- Severe pain – Pain that prevents patients from finding a comfortable position, including severe pain in the lower back, abdomen or groin. If pain is not relieved by changing positions, it could be a kidney stone. Depending on its size, the stone may be lodged somewhere between the kidney and bladder. The pain can come in waves, be a stabbing pain or throbbing pain. Pain can last as little as 20 minutes or as long as an hour (or more). If the pain does not abate, go to the emergency room.
- Nausea and vomiting – If the pain is so severe that it is causes nausea and/or vomiting, the patient should go to an emergency room as soon as possible. Oftentimes described as the worst pain of their lives, patients with kidney stones should not hesitate to seek treatment.
- Fever and chills – Fever and chills most often happen when an infection is present. Again, it is important to seek immediate help to lower the chances of developing sepsis.
- Blood in the urine – Visible blood in the urine (hematuria) is an indication that a stone has started to pass from the kidney to the bladder and has become lodged (likely in the ureter, a tube that connects the kidneys to the bladder). Since the ureters are usually 3 to 4 mm in diameter, any stone larger than this can become stuck. If not taken care of promptly, the stone can tear the ureter introducing blood into the urinary tract.

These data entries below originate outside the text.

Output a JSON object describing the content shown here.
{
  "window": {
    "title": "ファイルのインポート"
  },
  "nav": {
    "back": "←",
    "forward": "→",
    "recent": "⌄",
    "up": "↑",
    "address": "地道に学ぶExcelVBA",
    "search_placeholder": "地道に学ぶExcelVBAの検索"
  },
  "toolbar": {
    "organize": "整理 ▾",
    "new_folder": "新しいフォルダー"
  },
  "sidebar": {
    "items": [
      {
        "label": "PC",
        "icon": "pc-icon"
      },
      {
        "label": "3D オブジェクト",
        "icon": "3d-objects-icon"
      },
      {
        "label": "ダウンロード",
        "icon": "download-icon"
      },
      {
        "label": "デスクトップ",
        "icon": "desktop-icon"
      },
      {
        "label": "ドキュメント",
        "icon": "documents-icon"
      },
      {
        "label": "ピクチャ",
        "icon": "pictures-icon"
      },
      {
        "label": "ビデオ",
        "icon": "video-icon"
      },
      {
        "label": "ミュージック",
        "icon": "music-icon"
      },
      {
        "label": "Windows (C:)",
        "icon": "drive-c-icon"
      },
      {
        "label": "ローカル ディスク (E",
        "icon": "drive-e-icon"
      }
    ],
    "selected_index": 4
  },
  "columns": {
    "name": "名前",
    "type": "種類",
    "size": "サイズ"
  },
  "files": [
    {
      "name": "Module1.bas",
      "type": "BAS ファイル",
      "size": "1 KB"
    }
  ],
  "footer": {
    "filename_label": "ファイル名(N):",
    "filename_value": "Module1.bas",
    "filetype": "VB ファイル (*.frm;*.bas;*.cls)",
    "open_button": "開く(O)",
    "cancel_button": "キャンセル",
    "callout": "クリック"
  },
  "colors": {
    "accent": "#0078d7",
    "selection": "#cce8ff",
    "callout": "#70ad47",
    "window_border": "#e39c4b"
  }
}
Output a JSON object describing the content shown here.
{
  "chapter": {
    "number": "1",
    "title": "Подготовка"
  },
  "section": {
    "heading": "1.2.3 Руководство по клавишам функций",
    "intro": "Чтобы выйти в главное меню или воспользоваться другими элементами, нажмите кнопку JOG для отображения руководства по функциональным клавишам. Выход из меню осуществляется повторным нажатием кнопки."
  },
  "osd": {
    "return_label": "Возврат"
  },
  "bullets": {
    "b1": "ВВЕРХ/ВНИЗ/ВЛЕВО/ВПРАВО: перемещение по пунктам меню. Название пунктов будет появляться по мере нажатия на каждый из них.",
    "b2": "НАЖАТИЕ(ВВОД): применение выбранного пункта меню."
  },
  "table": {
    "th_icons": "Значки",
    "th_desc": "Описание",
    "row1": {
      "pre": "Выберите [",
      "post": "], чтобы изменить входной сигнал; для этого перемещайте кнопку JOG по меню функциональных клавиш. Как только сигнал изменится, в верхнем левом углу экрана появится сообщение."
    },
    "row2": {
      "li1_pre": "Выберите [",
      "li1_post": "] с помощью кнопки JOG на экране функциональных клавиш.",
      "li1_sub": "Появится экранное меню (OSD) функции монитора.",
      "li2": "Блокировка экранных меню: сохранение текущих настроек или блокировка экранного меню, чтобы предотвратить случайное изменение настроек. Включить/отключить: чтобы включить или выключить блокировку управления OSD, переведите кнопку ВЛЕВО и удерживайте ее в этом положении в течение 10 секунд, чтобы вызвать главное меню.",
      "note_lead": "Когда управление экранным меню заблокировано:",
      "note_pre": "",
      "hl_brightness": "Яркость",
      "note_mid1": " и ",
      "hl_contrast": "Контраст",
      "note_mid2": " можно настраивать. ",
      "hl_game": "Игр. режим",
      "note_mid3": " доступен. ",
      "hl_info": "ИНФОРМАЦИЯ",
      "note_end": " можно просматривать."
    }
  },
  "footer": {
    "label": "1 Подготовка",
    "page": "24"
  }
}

- Difficult and painful urination – Blockage in the ureter can cause difficulty in passing urine. If urine cannot pass, it can cause an infection. The stone may also be in the urethra, the tube that passes urine from the bladder outside the body.
It’s important to know what signs to look for in order to receive swift medical attention. Contact Urology Austin to schedule an appointment with one of our providers.